DUBAI, (Reuters) – Emirates NBD, Dubai’s largest bank by market value, will continue to pursue a tight lending policy, even as it predicts lower consumer provisions, a senior executive said on Thursday.
Group Deputy Chief Executive Jamal Bin Ghalaita, speaking at the launch of new gold-related products, said he expected the bank to book lower provisions in the consumer banking segment next year.
“We are always going to be conservative in terms of underwriting,” Ghalaita told reporters.
“Next year, provisioning will be coming down generally,” he said, adding that provisions in the consumer banking segment had dropped by half in the third quarter from the first quarter of 2010.
The bank said in October that its third-quarter profit tumbled 60 percent after a spike in bad loans and a provision for its exposure to debt-laden conglomerate Dubai World.
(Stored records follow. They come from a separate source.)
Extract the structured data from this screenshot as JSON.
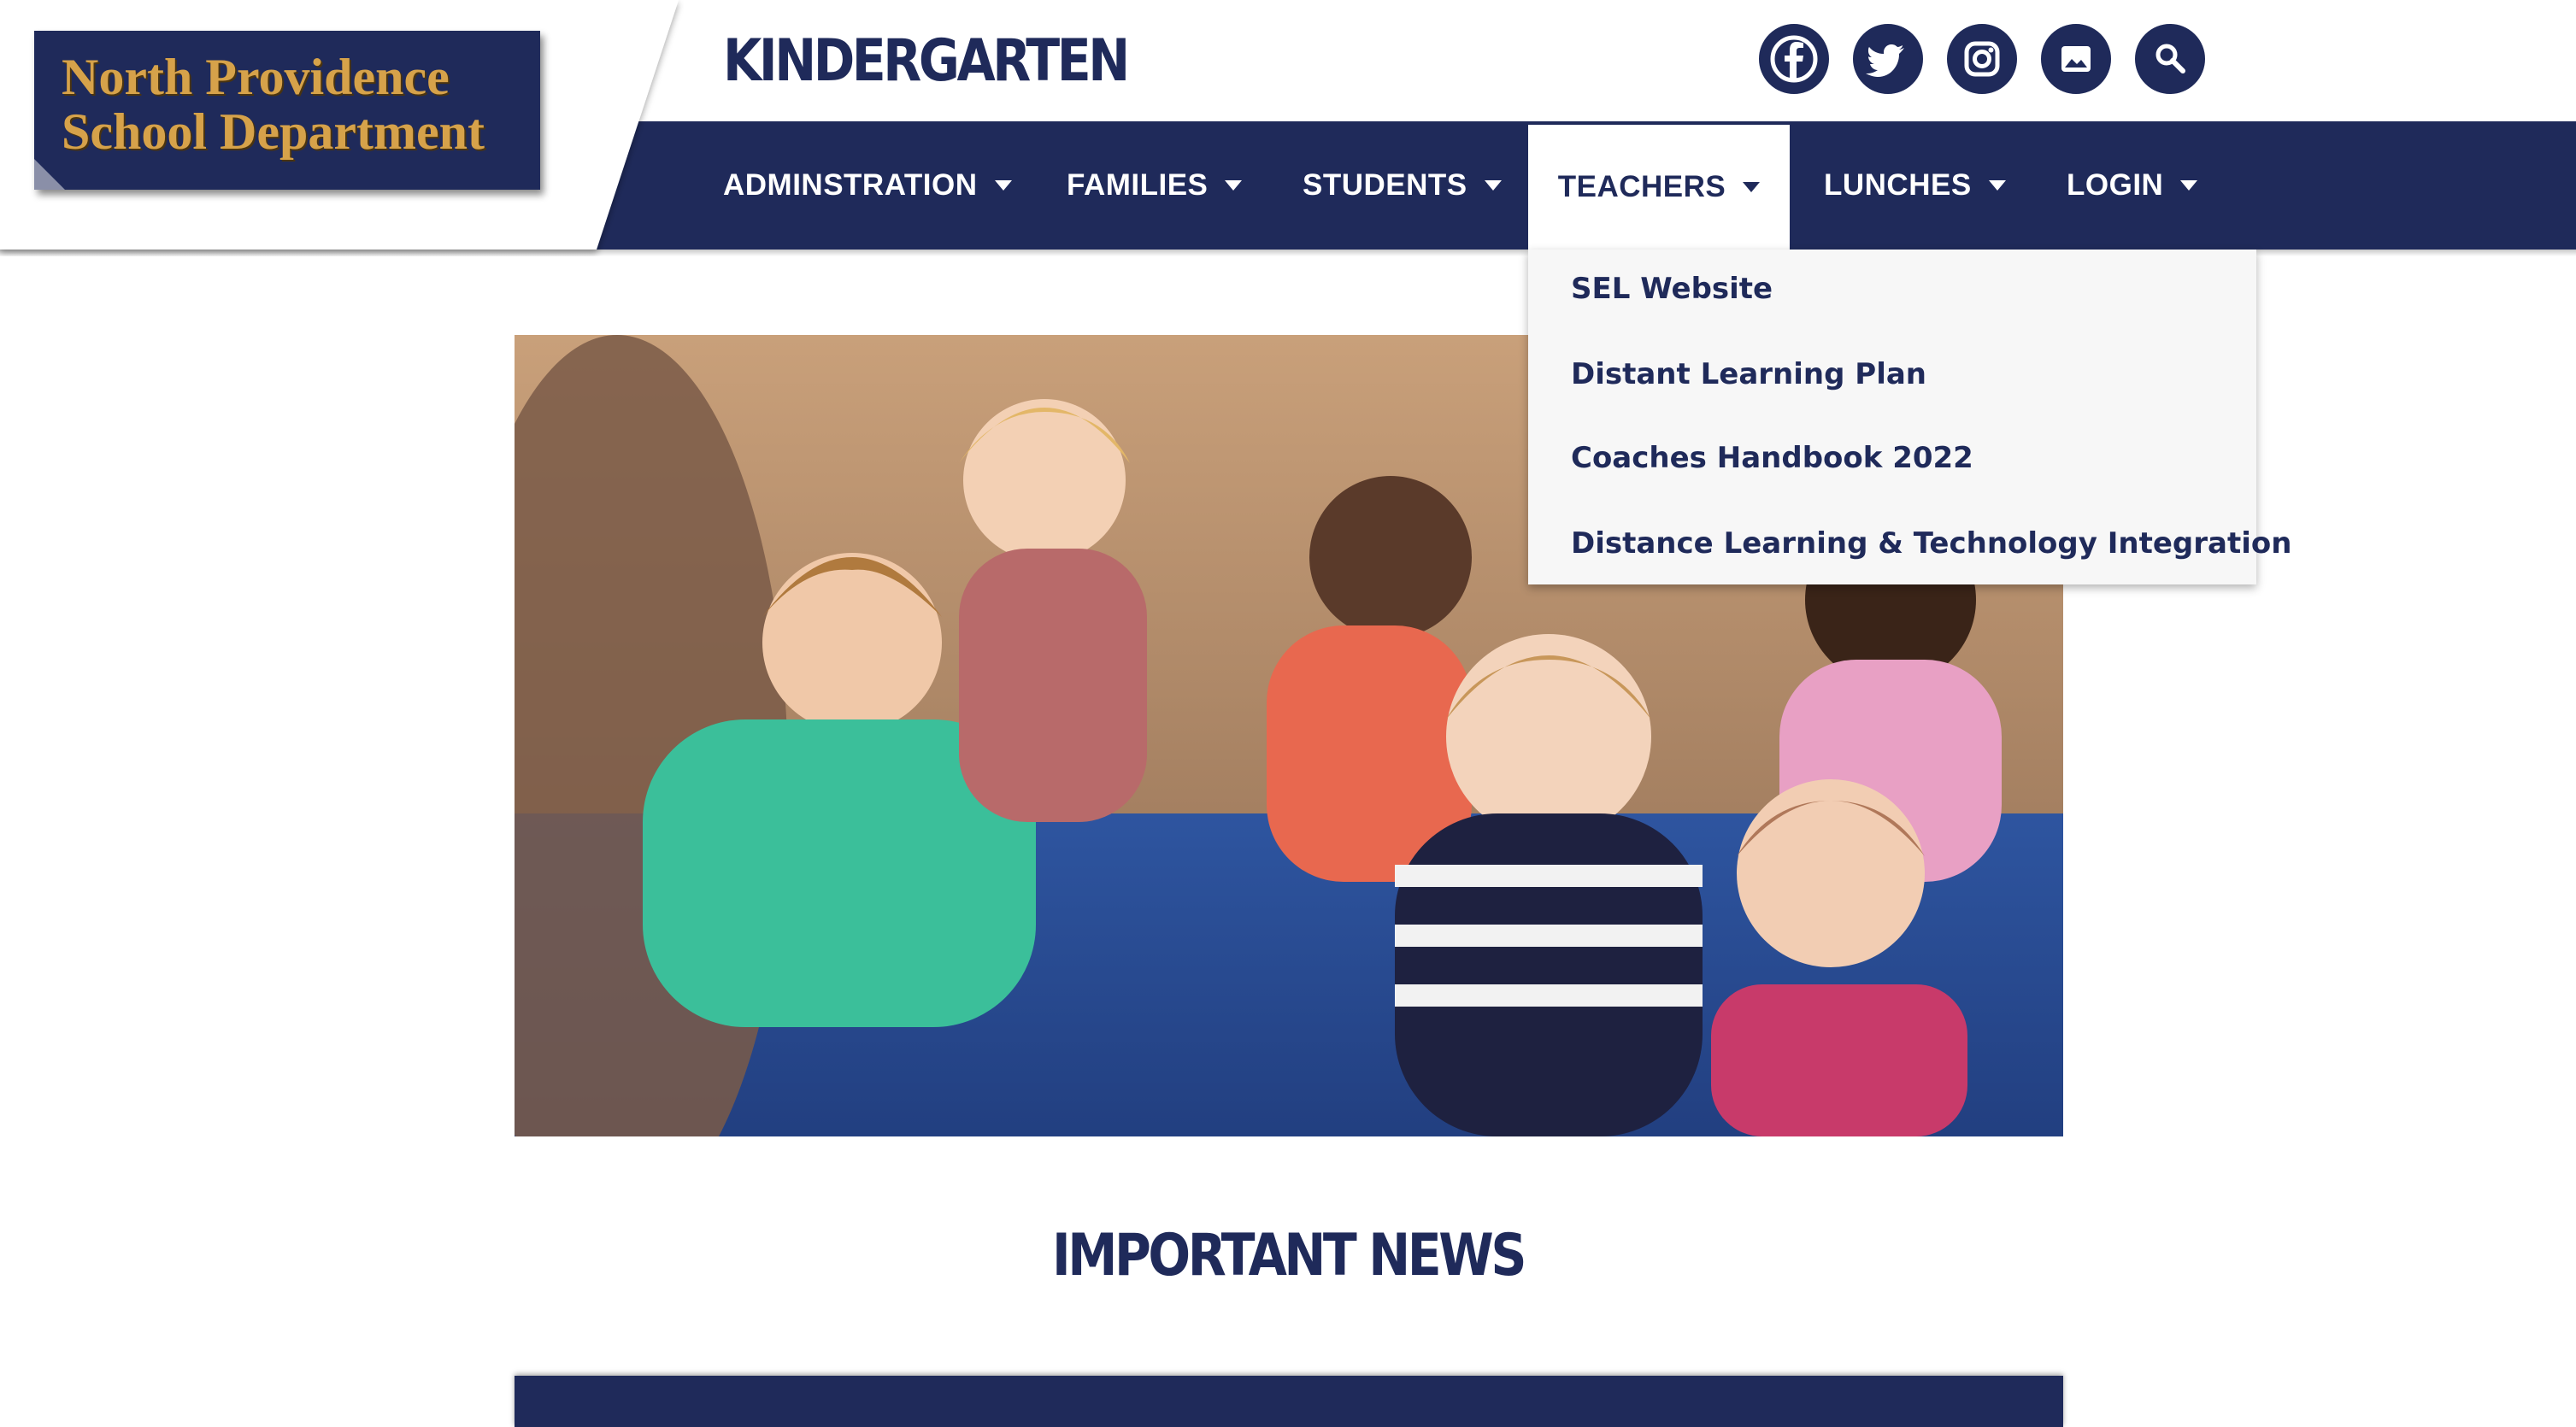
{
  "logo": {
    "line1": "North Providence",
    "line2": "School Department"
  },
  "page_title": "KINDERGARTEN",
  "social": [
    {
      "name": "facebook-icon"
    },
    {
      "name": "twitter-icon"
    },
    {
      "name": "instagram-icon"
    },
    {
      "name": "gallery-icon"
    },
    {
      "name": "search-icon"
    }
  ],
  "nav": {
    "items": [
      {
        "label": "ADMINSTRATION"
      },
      {
        "label": "FAMILIES"
      },
      {
        "label": "STUDENTS"
      },
      {
        "label": "TEACHERS"
      },
      {
        "label": "LUNCHES"
      },
      {
        "label": "LOGIN"
      }
    ],
    "active": "TEACHERS"
  },
  "dropdown": {
    "items": [
      {
        "label": "SEL Website"
      },
      {
        "label": "Distant Learning Plan"
      },
      {
        "label": "Coaches Handbook 2022"
      },
      {
        "label": "Distance Learning & Technology Integration"
      }
    ]
  },
  "main": {
    "section_heading": "IMPORTANT NEWS"
  },
  "colors": {
    "brand": "#1f2a5a",
    "logo_text": "#d6a24a",
    "dropdown_bg": "#f7f7f7"
  }
}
It did not provide exact figures, but said it booked nearly 3 billion dirhams in impairment allowances in the first nine months of this year. Emirates NBD announced at the event that it was expanding its gold-related products and services for retail and business customers.
Investors have flocked to gold as a safe haven, bidding it up to record highs, driven by fund-buying ahead of the year-end and a resurgence in risk aversion stemming from Europe’s deepening debt crisis and uncertainties over the global economy.
Gary Dugan, chief investment officer in the private banking division at Emirates NBD, said gold prices could hit $1500 in the next three to six months, and possibly $1600 by the end of next year.